**What to work on:** Would you please copy each line below that includes the string "label"?
(Task material)
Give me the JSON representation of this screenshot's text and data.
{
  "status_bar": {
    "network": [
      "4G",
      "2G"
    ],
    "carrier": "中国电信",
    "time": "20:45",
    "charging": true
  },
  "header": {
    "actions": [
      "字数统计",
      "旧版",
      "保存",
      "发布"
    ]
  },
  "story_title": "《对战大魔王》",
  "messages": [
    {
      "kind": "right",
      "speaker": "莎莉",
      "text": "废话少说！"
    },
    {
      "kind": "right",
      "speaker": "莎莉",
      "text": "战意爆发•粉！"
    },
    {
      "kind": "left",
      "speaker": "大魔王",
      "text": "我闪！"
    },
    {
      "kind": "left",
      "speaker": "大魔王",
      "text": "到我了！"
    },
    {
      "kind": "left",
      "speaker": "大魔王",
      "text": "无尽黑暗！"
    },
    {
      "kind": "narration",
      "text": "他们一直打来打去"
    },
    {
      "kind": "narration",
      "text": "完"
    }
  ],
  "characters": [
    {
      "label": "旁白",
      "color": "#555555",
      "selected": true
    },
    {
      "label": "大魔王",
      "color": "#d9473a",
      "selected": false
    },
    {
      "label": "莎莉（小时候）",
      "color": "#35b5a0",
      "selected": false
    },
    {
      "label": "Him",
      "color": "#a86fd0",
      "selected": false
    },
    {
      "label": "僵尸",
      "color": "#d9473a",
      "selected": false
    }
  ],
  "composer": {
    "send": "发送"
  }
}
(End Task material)
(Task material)
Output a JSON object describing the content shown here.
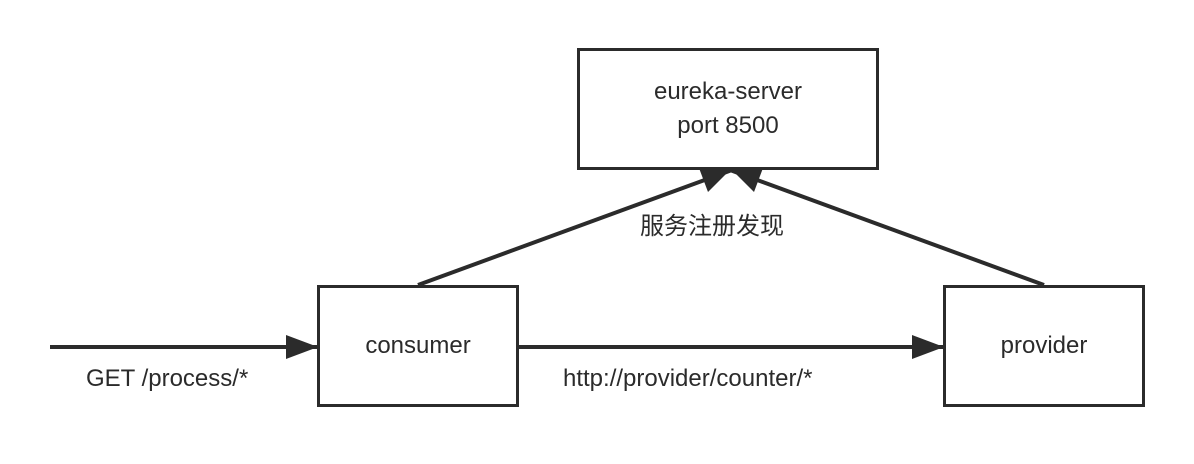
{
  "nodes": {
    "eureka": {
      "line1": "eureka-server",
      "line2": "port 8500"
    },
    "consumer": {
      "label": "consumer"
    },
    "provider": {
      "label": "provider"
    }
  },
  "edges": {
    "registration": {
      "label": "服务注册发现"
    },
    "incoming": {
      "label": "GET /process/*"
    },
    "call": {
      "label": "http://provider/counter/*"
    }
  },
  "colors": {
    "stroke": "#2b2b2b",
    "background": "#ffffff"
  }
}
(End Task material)
**Response to this task:**
      "label": "旁白",
      "label": "大魔王",
      "label": "莎莉（小时候）",
      "label": "Him",
      "label": "僵尸",
      "label": "consumer"
      "label": "provider"
      "label": "服务注册发现"
      "label": "GET /process/*"
      "label": "http://provider/counter/*"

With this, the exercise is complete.